## [ASSIGNMENT]
Which of the lines below hold the word "Eliaz"? Pull each of them out.

Entries from a dataset of interfaces:
[Start of Attachment]
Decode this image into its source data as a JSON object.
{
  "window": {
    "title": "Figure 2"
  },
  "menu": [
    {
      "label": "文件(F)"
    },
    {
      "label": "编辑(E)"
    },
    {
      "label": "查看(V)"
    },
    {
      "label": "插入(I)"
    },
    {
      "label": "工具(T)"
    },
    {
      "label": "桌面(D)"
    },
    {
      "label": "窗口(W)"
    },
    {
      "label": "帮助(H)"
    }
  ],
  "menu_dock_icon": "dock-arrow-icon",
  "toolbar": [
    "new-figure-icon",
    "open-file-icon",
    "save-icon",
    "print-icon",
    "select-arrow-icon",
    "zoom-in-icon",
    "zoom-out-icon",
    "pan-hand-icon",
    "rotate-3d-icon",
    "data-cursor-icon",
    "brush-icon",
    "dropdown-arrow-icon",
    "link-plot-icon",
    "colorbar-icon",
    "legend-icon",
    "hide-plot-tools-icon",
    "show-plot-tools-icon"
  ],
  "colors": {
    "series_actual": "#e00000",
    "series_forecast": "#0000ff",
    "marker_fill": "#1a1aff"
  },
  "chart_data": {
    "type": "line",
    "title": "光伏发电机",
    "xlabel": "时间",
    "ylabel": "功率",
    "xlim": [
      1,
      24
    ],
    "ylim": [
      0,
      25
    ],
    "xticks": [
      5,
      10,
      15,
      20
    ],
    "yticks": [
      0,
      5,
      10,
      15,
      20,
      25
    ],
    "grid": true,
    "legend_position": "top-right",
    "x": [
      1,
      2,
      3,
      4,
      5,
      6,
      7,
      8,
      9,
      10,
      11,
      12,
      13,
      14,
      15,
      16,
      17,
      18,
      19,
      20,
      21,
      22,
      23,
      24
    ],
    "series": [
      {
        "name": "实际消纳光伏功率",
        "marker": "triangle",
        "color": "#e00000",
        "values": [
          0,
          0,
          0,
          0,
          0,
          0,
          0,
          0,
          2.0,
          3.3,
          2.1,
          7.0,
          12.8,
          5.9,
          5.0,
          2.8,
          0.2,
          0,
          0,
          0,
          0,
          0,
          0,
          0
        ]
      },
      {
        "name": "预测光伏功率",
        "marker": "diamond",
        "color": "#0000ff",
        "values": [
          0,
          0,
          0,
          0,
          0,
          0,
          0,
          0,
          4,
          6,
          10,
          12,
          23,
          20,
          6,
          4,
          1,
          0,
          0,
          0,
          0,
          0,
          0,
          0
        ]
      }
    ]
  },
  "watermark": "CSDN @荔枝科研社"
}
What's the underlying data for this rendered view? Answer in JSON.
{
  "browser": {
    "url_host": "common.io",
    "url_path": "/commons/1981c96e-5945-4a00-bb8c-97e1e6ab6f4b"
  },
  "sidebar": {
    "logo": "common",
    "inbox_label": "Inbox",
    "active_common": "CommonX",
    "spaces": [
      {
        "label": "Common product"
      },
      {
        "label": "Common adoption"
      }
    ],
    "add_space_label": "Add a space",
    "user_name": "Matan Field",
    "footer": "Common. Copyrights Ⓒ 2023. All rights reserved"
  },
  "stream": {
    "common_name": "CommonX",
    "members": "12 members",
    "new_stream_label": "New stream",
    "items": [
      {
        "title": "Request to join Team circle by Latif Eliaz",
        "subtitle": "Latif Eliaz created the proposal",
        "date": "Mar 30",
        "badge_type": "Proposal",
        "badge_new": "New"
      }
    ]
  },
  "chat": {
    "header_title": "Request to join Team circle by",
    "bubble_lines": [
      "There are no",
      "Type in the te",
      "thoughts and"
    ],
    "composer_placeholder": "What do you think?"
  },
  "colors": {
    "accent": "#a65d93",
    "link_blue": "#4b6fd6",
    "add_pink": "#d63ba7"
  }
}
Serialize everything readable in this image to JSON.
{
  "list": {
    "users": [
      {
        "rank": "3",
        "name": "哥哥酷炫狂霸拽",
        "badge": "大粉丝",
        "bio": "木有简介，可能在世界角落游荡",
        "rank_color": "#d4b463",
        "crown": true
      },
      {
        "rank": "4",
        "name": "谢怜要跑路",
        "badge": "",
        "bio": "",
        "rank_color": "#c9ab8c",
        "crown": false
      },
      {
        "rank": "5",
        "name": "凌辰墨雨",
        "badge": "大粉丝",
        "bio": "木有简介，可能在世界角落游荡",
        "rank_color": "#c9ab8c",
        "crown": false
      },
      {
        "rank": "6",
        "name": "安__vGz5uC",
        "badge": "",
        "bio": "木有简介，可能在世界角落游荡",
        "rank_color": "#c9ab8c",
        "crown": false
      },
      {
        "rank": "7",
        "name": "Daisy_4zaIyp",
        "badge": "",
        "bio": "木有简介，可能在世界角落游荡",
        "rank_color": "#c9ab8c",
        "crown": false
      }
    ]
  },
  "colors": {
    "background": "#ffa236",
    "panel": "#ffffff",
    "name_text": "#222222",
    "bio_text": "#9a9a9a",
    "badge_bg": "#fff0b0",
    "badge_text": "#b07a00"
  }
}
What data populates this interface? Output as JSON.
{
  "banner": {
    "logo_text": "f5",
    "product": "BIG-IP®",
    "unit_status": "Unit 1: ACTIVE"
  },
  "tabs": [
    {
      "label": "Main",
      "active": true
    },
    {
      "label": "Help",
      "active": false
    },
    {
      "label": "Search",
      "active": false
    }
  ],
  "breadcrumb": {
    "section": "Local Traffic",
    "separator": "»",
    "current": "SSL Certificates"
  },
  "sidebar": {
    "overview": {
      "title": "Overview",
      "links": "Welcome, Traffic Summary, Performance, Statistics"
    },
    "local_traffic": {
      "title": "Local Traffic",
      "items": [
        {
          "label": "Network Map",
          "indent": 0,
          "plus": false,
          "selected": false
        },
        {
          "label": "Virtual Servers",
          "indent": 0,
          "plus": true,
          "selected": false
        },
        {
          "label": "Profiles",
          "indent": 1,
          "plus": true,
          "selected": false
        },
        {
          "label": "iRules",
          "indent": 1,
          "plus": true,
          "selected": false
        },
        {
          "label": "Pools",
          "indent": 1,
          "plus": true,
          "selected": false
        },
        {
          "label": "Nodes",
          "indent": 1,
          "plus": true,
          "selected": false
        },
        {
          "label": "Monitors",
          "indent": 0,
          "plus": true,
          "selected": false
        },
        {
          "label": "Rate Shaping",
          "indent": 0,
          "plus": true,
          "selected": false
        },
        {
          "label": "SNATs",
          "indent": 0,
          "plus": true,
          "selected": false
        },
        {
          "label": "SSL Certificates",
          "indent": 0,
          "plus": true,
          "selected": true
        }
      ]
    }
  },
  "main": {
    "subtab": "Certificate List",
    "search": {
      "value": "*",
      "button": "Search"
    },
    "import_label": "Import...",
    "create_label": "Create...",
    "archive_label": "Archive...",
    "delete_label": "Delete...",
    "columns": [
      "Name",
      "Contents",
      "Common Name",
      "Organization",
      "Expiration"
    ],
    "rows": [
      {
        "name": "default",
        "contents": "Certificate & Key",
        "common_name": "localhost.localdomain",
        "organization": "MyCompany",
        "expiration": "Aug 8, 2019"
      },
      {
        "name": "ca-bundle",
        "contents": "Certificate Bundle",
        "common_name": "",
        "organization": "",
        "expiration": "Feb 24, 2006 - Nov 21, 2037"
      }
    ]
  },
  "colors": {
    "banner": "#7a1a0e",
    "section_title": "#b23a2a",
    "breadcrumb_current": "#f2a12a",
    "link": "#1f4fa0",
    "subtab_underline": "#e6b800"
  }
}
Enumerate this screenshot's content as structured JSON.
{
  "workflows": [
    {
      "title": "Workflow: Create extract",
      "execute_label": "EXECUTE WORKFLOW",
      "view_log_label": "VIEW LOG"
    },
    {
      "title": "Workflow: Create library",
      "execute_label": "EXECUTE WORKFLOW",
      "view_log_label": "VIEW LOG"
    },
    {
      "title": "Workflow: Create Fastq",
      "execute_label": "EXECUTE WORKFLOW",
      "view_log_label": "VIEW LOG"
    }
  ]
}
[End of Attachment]
## [EXPECTED ANSWER]
        "title": "Request to join Team circle by Latif Eliaz",
        "subtitle": "Latif Eliaz created the proposal",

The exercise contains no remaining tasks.